-- Data shown --
((

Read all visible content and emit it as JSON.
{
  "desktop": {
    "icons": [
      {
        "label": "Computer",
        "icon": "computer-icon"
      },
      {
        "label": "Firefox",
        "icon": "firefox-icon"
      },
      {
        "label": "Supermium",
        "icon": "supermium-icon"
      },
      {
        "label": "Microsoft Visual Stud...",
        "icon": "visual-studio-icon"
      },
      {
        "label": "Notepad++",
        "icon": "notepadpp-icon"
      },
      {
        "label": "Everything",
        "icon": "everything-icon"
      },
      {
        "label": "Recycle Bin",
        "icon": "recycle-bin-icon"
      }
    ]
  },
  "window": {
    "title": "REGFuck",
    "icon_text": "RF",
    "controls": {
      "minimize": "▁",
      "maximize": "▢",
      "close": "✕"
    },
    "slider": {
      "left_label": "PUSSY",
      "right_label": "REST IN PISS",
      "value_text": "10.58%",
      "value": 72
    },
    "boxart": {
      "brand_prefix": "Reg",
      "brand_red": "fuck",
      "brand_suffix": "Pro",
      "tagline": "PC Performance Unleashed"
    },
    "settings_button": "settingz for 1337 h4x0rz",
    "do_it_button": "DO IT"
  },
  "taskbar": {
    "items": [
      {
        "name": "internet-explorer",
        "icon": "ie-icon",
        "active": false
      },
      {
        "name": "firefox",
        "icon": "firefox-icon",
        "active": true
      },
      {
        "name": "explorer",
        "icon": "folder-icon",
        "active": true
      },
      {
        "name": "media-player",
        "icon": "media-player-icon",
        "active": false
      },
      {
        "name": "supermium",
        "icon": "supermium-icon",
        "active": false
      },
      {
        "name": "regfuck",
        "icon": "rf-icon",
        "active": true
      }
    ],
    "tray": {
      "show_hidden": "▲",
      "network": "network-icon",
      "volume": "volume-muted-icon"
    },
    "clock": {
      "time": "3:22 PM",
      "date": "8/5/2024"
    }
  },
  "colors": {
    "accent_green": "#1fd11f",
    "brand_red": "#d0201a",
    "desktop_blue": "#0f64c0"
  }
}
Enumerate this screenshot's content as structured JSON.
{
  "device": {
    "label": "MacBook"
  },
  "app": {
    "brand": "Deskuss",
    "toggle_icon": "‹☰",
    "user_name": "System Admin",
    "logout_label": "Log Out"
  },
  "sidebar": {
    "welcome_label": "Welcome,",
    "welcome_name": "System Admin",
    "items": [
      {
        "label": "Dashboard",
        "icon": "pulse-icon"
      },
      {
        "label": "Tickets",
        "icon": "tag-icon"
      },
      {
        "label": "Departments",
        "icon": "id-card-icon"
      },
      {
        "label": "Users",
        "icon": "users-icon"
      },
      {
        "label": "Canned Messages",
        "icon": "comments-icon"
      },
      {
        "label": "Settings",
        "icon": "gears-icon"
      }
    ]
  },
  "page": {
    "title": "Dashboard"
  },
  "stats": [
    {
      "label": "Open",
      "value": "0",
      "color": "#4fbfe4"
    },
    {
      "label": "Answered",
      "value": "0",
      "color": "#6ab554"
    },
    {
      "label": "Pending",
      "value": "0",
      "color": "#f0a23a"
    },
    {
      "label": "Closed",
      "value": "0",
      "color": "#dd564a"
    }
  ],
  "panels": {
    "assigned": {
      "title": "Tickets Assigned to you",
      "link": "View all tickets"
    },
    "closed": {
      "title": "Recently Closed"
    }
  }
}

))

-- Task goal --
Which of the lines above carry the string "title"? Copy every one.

-- Answer for this exercise --
    "title": "REGFuck",
    "title": "Dashboard"
      "title": "Tickets Assigned to you",
      "title": "Recently Closed"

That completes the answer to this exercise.